> Work to be completed
Show every line from the entries that follow which holds the word "Directory".
[Opening Supplied data section]
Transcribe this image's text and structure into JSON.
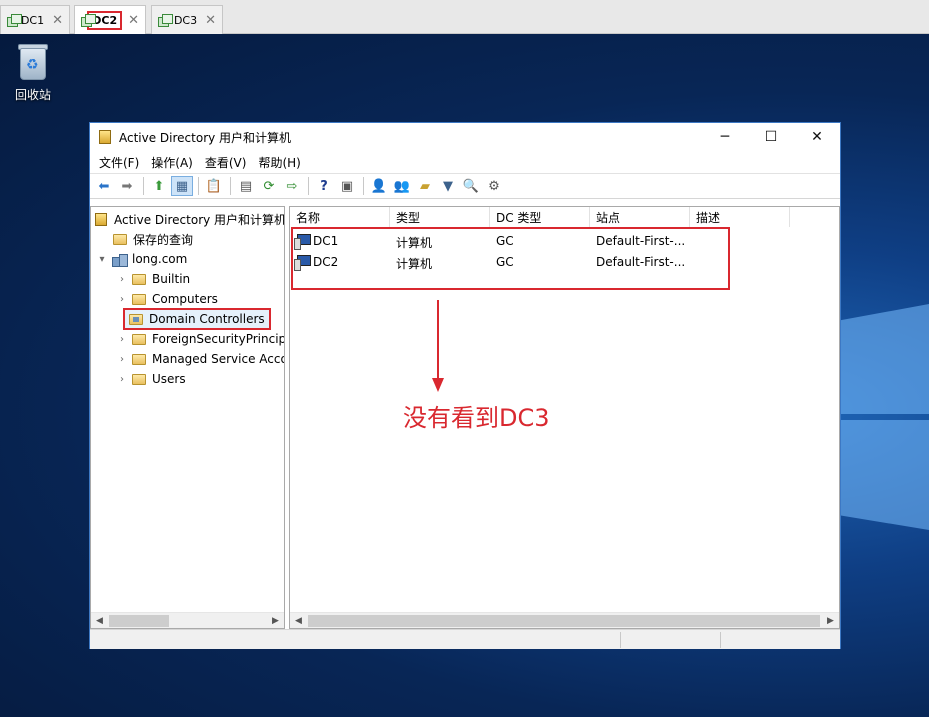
{
  "vm_tabs": [
    {
      "label": "DC1",
      "active": false
    },
    {
      "label": "DC2",
      "active": true
    },
    {
      "label": "DC3",
      "active": false
    }
  ],
  "desktop": {
    "recycle_bin_label": "回收站"
  },
  "window": {
    "title": "Active Directory 用户和计算机",
    "menu": [
      "文件(F)",
      "操作(A)",
      "查看(V)",
      "帮助(H)"
    ]
  },
  "tree": {
    "root": "Active Directory 用户和计算机",
    "saved_queries": "保存的查询",
    "domain": "long.com",
    "children": [
      "Builtin",
      "Computers",
      "Domain Controllers",
      "ForeignSecurityPrincipa",
      "Managed Service Acco",
      "Users"
    ]
  },
  "list": {
    "columns": [
      "名称",
      "类型",
      "DC 类型",
      "站点",
      "描述"
    ],
    "rows": [
      {
        "name": "DC1",
        "type": "计算机",
        "dc_type": "GC",
        "site": "Default-First-...",
        "description": ""
      },
      {
        "name": "DC2",
        "type": "计算机",
        "dc_type": "GC",
        "site": "Default-First-...",
        "description": ""
      }
    ]
  },
  "annotation": {
    "text": "没有看到DC3",
    "color": "#d9282f"
  },
  "icons": {
    "vm_tab": "vm-icon",
    "recycle_bin": "recycle-bin-icon",
    "computer": "computer-icon",
    "folder": "folder-icon",
    "domain": "domain-icon"
  }
}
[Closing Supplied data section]
> Task solution
    "title": "Active Directory 用户和计算机",
    "root": "Active Directory 用户和计算机",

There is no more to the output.